The hall has hosted many distinguished guests over the centuries and is still used to entertain monarchs and dignitaries, such as Charles, Prince of Wales and Emperor Akihito of Japan, who was welcomed here in 2002. In the past, balls were held here, most notably after Prince Józef Poniatowski had briefly liberated the city from the Austrians in 1809. Aside from its history and cultural value, the hall still is still used as a center of commerce.
On the upper floor of the hall is the Sukiennice Museum division of the National Museum, Kraków. It holds the largest permanent exhibit of the 19th-century Polish painting and sculpture, in four grand exhibition halls arranged by historical period and the theme extending into an entire artistic epoch. The museum was upgraded in 2010 with new technical equipment, storerooms, service spaces as well as improved thematic layout for the display.

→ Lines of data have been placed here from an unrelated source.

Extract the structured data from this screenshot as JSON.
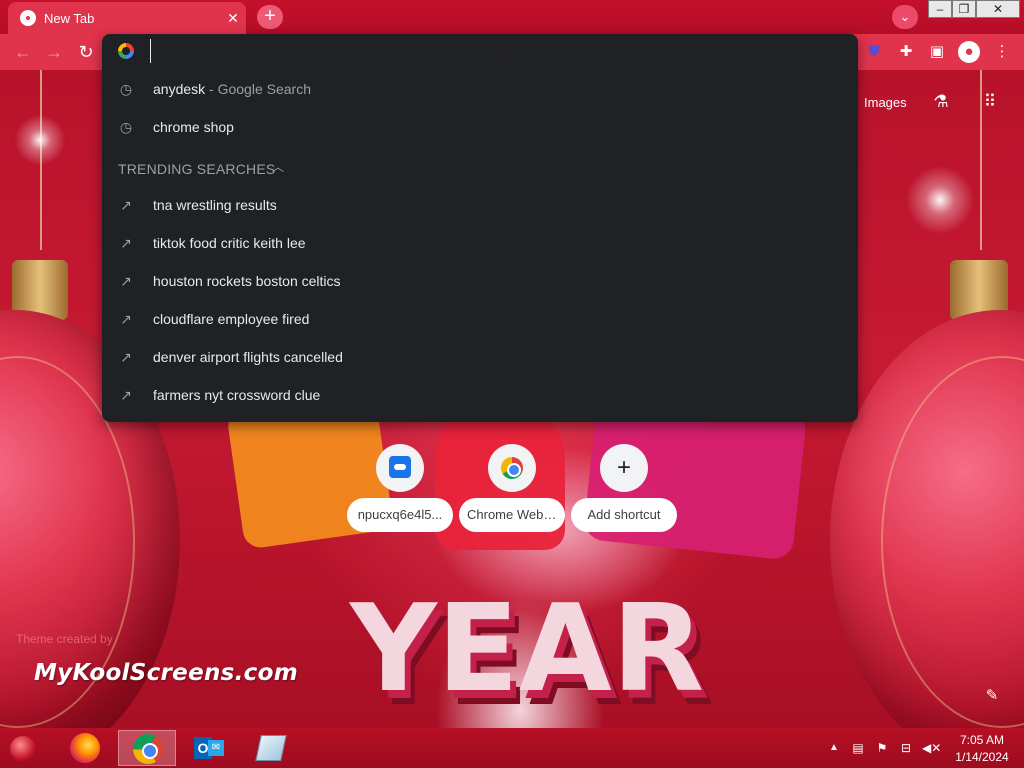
{
  "browser": {
    "tab_title": "New Tab",
    "tab_close_icon": "close-icon",
    "new_tab_icon": "plus-icon"
  },
  "omnibox": {
    "value": "",
    "placeholder": "",
    "suggestions": [
      {
        "icon": "history-icon",
        "text": "anydesk",
        "sub": " - Google Search"
      },
      {
        "icon": "history-icon",
        "text": "chrome shop",
        "sub": ""
      }
    ],
    "trending_header": "TRENDING SEARCHES",
    "trending": [
      {
        "icon": "trending-icon",
        "text": "tna wrestling results"
      },
      {
        "icon": "trending-icon",
        "text": "tiktok food critic keith lee"
      },
      {
        "icon": "trending-icon",
        "text": "houston rockets boston celtics"
      },
      {
        "icon": "trending-icon",
        "text": "cloudflare employee fired"
      },
      {
        "icon": "trending-icon",
        "text": "denver airport flights cancelled"
      },
      {
        "icon": "trending-icon",
        "text": "farmers nyt crossword clue"
      }
    ]
  },
  "ntp": {
    "images_link": "Images",
    "shortcuts": [
      {
        "label": "npucxq6e4l5...",
        "icon": "site-favicon"
      },
      {
        "label": "Chrome Web ...",
        "icon": "chrome-web-store-icon"
      },
      {
        "label": "Add shortcut",
        "icon": "plus-icon"
      }
    ],
    "theme_credit": "Theme created by",
    "brand": "MyKoolScreens.com",
    "background_words": {
      "year": "YEAR"
    }
  },
  "taskbar": {
    "time": "7:05 AM",
    "date": "1/14/2024"
  },
  "colors": {
    "accent": "#e0334c",
    "omnibox_bg": "#202124",
    "taskbar": "#b60f24"
  }
}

The Gallery of 19th-Century Polish Art was a major cultural venue from the moment it opened on October 7, 1879. It features late Baroque, Rococo, and Classicist 18th-century portraits and battle scenes by Polish and foreign pre-Romantics.